Trump also said his administration “freed local lenders” from regulations, possibly referencing his administration’s loosening of Dodd-Frank restrictions. He specifically took a shot at Senator Elizabeth Warren, who was instrumental in the creation of the Consumer Finance Protection Bureau.
“She enjoyed destroying these local lenders,” Trump said. “She got pleasure out of destroying beautiful local lenders that have been lending to your clients and yourself.”
Trump discussed his administration’s efforts to reform Fannie Mae and Freddie Mac and end the government conservatorship of those agencies.
“The taxpayers are still on the hook if another crisis happens,” Trump said. “This is a pretty urgent problem.”
“We’re looking at different alternatives, we have many geniuses looking at it,” Trump added. “We will be working closely with Congress to pass these critical reforms.”
Trump then discussed his administration’s efforts to cut taxes and building regulations.
“We did regulation cutting where you couldn’t build, you couldn’t build anything,” Trump said, before saying that if you had a puddle on your property you couldn’t build because the government called it a “Great Lake.”
Trump praised the current economic conditions and the number of employed individuals – which he said is currently the highest in U.S. history.

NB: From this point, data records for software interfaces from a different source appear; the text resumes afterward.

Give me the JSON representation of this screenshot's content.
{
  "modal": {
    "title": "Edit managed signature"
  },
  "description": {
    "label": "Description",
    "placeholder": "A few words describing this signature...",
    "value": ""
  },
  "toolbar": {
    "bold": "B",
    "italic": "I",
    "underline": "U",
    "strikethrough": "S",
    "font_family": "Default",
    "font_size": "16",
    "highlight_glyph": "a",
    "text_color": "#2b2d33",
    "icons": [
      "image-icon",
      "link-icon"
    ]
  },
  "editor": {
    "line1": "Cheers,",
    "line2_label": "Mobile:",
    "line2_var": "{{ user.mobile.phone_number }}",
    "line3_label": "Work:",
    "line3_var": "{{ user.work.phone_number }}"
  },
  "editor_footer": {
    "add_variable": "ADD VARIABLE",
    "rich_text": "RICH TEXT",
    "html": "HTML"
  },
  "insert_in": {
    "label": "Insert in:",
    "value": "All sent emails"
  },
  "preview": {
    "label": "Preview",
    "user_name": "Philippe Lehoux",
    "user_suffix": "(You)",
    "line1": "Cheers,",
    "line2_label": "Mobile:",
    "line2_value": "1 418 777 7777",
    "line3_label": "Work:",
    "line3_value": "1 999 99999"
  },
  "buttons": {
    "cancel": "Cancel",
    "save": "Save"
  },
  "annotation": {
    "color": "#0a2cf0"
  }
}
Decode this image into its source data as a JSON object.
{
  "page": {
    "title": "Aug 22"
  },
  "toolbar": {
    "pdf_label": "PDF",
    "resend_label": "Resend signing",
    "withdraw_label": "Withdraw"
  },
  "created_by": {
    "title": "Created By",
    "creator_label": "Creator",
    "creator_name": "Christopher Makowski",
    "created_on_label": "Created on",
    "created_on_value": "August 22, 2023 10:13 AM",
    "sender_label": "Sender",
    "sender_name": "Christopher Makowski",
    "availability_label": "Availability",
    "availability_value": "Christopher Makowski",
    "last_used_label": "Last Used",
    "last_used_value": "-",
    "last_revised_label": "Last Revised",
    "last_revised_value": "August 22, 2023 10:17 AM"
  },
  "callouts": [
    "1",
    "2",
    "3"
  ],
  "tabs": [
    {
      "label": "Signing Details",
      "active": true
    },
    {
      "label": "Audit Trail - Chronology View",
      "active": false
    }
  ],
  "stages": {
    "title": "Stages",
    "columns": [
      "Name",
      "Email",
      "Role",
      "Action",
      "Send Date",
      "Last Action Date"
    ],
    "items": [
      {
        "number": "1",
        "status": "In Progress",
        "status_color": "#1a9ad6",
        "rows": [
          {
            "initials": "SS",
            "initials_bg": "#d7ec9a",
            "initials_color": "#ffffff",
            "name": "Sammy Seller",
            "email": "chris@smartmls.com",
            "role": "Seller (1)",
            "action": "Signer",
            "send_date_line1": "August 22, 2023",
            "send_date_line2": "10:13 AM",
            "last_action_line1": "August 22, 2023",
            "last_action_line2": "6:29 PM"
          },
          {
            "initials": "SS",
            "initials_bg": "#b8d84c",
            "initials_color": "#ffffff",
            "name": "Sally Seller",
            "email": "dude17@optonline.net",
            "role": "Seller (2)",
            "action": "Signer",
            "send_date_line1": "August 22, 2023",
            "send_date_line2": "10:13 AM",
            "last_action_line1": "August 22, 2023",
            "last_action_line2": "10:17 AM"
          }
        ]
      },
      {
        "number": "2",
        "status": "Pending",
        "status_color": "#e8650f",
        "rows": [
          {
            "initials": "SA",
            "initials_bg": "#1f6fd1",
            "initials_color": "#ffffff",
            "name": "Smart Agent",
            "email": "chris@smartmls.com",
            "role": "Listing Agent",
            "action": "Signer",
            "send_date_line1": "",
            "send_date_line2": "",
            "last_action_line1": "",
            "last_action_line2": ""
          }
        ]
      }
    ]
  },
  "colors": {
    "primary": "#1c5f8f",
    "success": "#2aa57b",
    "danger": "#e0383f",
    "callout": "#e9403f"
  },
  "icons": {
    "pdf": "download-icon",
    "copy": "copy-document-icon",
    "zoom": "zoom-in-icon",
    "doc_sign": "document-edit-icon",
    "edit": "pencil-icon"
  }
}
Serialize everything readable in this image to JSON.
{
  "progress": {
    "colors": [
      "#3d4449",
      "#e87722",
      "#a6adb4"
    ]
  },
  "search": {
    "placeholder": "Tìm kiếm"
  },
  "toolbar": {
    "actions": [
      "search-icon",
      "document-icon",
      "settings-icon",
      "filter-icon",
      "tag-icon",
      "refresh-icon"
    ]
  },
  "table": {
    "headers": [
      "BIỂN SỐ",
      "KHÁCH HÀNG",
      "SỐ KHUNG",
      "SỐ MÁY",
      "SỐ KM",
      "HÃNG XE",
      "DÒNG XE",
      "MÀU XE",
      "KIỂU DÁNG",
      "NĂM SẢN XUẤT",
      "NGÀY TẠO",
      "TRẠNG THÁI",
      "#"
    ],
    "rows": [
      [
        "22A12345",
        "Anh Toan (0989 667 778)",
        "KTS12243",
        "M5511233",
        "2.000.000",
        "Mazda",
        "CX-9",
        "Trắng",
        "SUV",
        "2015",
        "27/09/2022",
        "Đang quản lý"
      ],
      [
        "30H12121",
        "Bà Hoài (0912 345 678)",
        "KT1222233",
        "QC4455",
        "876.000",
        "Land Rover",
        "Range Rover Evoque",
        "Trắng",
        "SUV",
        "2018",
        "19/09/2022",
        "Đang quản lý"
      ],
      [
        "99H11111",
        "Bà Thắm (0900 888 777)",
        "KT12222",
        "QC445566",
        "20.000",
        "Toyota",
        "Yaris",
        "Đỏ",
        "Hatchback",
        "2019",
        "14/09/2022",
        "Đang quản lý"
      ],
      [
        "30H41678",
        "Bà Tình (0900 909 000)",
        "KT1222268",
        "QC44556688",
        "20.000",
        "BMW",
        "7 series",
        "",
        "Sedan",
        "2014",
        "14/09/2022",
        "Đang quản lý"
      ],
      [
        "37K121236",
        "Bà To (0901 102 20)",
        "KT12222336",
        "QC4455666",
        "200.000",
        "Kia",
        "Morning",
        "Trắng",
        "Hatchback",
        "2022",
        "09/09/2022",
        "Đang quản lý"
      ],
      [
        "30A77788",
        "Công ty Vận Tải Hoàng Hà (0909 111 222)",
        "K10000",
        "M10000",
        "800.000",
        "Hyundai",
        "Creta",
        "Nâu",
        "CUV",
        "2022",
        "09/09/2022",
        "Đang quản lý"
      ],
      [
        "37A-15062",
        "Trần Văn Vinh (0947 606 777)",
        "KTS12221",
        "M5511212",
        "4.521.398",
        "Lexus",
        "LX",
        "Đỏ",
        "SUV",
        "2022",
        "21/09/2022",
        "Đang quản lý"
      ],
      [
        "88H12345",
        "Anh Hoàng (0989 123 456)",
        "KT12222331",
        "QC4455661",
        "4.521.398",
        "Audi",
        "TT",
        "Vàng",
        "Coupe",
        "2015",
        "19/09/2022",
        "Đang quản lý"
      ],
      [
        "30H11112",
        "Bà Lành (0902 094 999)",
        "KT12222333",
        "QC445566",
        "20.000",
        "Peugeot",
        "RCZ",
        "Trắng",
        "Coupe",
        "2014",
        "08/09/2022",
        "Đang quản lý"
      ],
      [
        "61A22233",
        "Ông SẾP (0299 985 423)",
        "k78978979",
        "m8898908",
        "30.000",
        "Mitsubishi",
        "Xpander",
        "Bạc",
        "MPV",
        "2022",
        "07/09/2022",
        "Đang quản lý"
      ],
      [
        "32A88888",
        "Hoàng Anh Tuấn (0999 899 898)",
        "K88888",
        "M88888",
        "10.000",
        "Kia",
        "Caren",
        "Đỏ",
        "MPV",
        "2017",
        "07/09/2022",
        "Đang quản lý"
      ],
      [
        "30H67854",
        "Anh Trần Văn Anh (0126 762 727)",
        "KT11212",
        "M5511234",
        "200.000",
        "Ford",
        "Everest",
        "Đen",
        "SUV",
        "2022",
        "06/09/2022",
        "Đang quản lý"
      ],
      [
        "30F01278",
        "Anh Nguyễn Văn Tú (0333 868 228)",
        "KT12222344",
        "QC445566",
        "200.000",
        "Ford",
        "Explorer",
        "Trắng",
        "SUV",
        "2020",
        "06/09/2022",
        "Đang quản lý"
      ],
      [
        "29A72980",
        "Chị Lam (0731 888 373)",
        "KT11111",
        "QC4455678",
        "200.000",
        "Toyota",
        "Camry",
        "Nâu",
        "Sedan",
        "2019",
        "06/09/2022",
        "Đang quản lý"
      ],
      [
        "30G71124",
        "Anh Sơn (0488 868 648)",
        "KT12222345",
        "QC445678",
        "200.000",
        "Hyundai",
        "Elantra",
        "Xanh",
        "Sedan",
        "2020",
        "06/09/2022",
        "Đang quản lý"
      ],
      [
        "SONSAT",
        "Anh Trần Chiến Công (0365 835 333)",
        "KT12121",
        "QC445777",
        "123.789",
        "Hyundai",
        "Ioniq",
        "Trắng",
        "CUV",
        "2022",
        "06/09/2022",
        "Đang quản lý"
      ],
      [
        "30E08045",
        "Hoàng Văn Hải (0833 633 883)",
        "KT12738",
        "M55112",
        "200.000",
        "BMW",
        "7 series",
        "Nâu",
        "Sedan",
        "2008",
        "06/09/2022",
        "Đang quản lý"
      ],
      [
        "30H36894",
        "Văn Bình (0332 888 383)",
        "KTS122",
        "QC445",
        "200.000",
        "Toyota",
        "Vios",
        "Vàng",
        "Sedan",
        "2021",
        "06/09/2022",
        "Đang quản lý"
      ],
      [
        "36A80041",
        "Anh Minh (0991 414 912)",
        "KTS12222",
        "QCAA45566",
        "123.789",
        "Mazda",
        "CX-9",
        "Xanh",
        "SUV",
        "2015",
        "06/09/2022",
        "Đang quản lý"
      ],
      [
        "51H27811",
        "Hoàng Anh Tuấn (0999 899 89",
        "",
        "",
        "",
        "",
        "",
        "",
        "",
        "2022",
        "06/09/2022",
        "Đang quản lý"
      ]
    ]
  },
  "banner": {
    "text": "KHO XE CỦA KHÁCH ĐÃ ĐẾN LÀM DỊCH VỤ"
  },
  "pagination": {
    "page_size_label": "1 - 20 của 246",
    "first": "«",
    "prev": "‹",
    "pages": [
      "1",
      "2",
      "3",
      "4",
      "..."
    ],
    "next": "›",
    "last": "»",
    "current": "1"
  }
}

“We have the most people working today than at any time in the history of the country,” Trump said. “Many of those people are going to go out and buy a house.”
He then joked that he was famous for trying to only pay brokers one percent, which drew some boos from the audience.
“I was famous for that,” he joked. “Nobody accepted it, but I tried like hell … I’d get it down to 4 or 5 percent.”
Trump initially took the stage to raucous applause and a “U.S.A.,” chant – which came again later in the speech – and proceeded to take a shot at “fake news,” He also praised Realtors and even described himself as one.
The hour-long speech at times felt like a campaign rally with jabs at “socialists” running against him, forest management, high-speed rail travel and the Green New Deal.
Trump spoke in the 2,000-capacity Marriott Grand Ballroom at the Marriott Wardman Park Hotel in Washington D.C. to a packed room – with a few Make America Great Again hats in the audience. NAR set up multiple overflow rooms where the address was live-streamed for attendees that didn’t make it into the room.
Trump’s appearance at the event drew a firestorm of comments from members of the NAR community in favor or against the invitation. NAR noted, however, that it’s invited every sitting president to speak at the event. The last to do so was President George W. Bush in 2005.
“President Donald Trump knows how real estate drives economic growth and creates jobs,” NAR President John Smaby said, while introducing Trump.